- [Exercise directions]: The records underneath are to be repeated exactly, with the pictures left out.

Records from a data source:
_ _ _ _
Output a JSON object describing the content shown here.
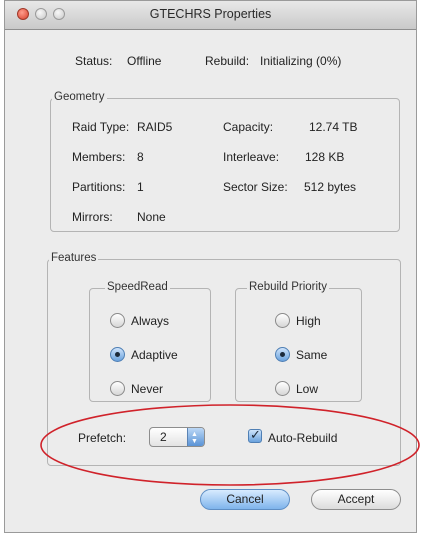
{
  "window": {
    "title": "GTECHRS Properties"
  },
  "status": {
    "status_label": "Status:",
    "status_value": "Offline",
    "rebuild_label": "Rebuild:",
    "rebuild_value": "Initializing (0%)"
  },
  "geometry": {
    "legend": "Geometry",
    "raid_type_label": "Raid Type:",
    "raid_type_value": "RAID5",
    "capacity_label": "Capacity:",
    "capacity_value": "12.74 TB",
    "members_label": "Members:",
    "members_value": "8",
    "interleave_label": "Interleave:",
    "interleave_value": "128 KB",
    "partitions_label": "Partitions:",
    "partitions_value": "1",
    "sector_size_label": "Sector Size:",
    "sector_size_value": "512 bytes",
    "mirrors_label": "Mirrors:",
    "mirrors_value": "None"
  },
  "features": {
    "legend": "Features",
    "speedread": {
      "legend": "SpeedRead",
      "options": [
        "Always",
        "Adaptive",
        "Never"
      ],
      "selected": "Adaptive"
    },
    "rebuild_priority": {
      "legend": "Rebuild Priority",
      "options": [
        "High",
        "Same",
        "Low"
      ],
      "selected": "Same"
    },
    "prefetch_label": "Prefetch:",
    "prefetch_value": "2",
    "auto_rebuild_label": "Auto-Rebuild",
    "auto_rebuild_checked": true
  },
  "buttons": {
    "cancel": "Cancel",
    "accept": "Accept"
  },
  "annotation": {
    "color": "#d0222a"
  }
}
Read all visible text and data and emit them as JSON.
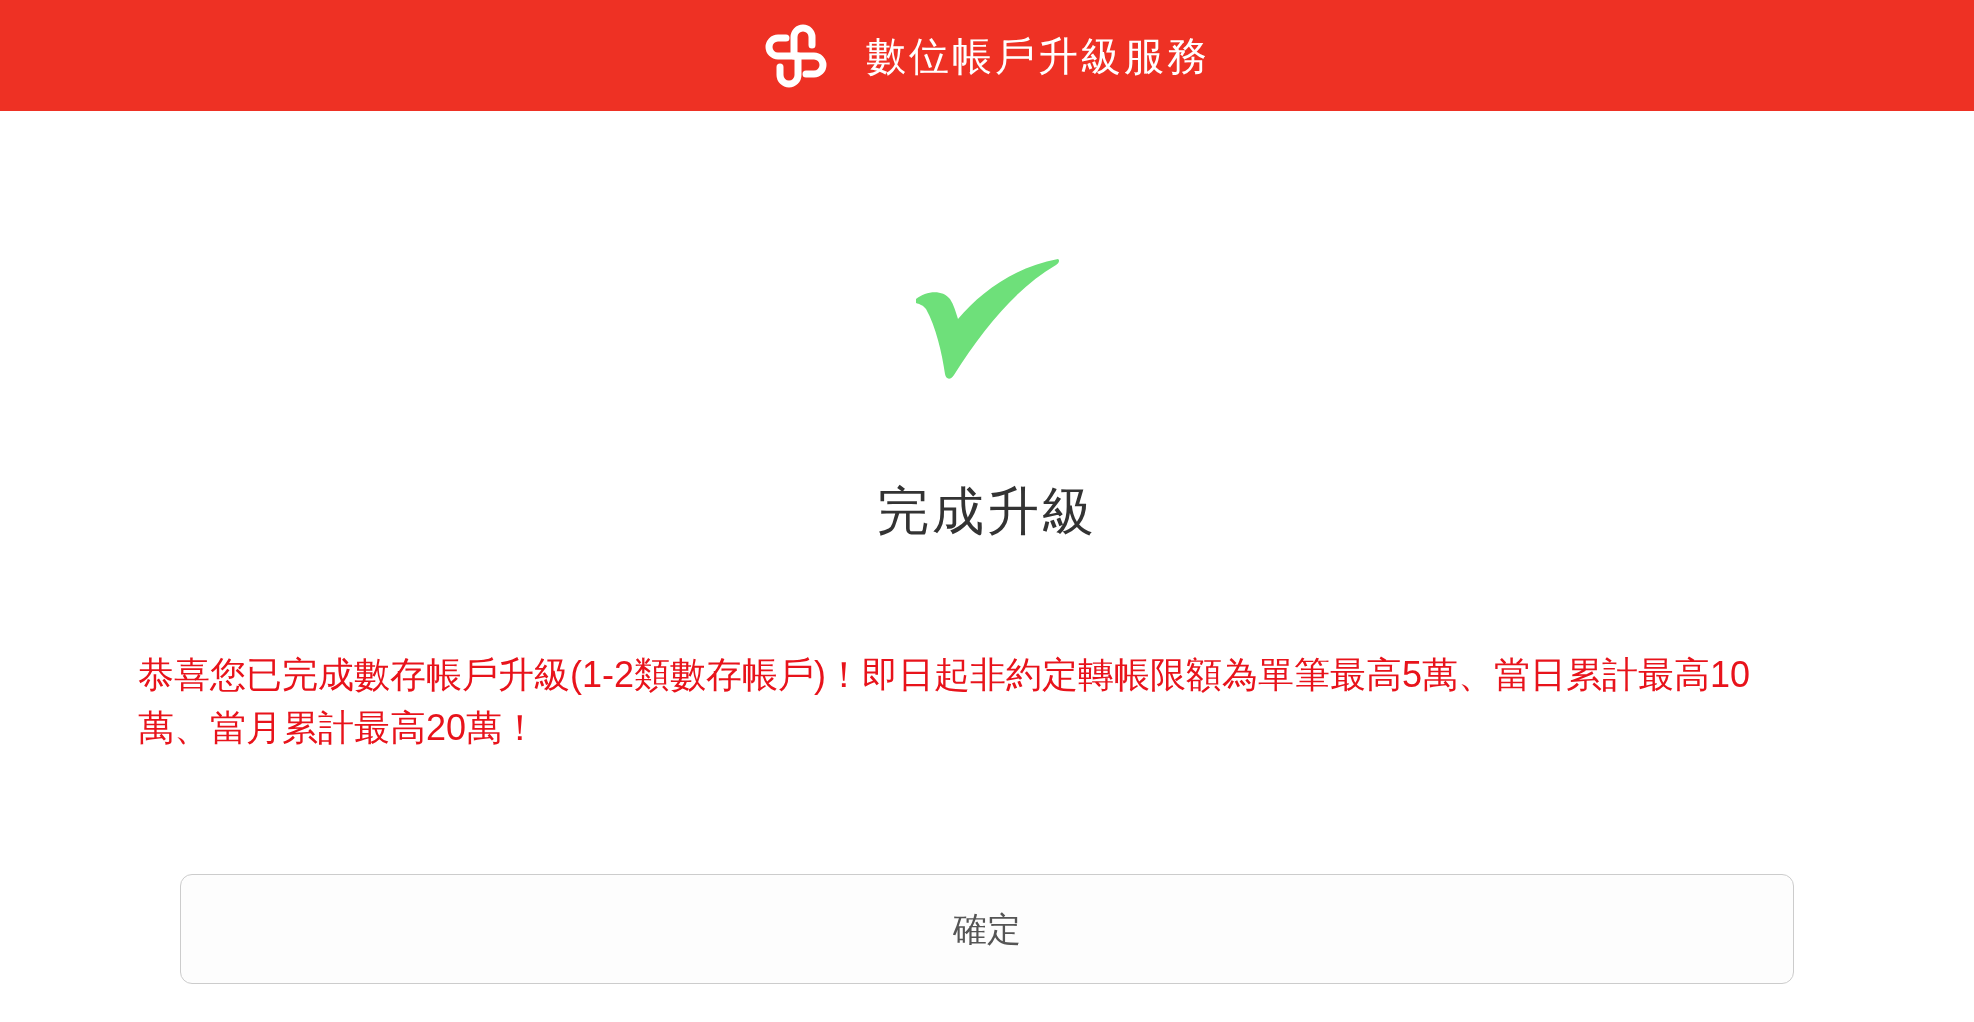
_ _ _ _
- [Result for this exercise]:
Output a JSON object describing the content shown here.
{
  "window": {
    "title": "GTECHRS Properties"
  },
  "status": {
    "status_label": "Status:",
    "status_value": "Offline",
    "rebuild_label": "Rebuild:",
    "rebuild_value": "Initializing (0%)"
  },
  "geometry": {
    "legend": "Geometry",
    "raid_type_label": "Raid Type:",
    "raid_type_value": "RAID5",
    "capacity_label": "Capacity:",
    "capacity_value": "12.74 TB",
    "members_label": "Members:",
    "members_value": "8",
    "interleave_label": "Interleave:",
    "interleave_value": "128 KB",
    "partitions_label": "Partitions:",
    "partitions_value": "1",
    "sector_size_label": "Sector Size:",
    "sector_size_value": "512 bytes",
    "mirrors_label": "Mirrors:",
    "mirrors_value": "None"
  },
  "features": {
    "legend": "Features",
    "speedread": {
      "legend": "SpeedRead",
      "options": [
        "Always",
        "Adaptive",
        "Never"
      ],
      "selected": "Adaptive"
    },
    "rebuild_priority": {
      "legend": "Rebuild Priority",
      "options": [
        "High",
        "Same",
        "Low"
      ],
      "selected": "Same"
    },
    "prefetch_label": "Prefetch:",
    "prefetch_value": "2",
    "auto_rebuild_label": "Auto-Rebuild",
    "auto_rebuild_checked": true
  },
  "buttons": {
    "cancel": "Cancel",
    "accept": "Accept"
  },
  "annotation": {
    "color": "#d0222a"
  }
}
Read all visible text and data and emit them as JSON.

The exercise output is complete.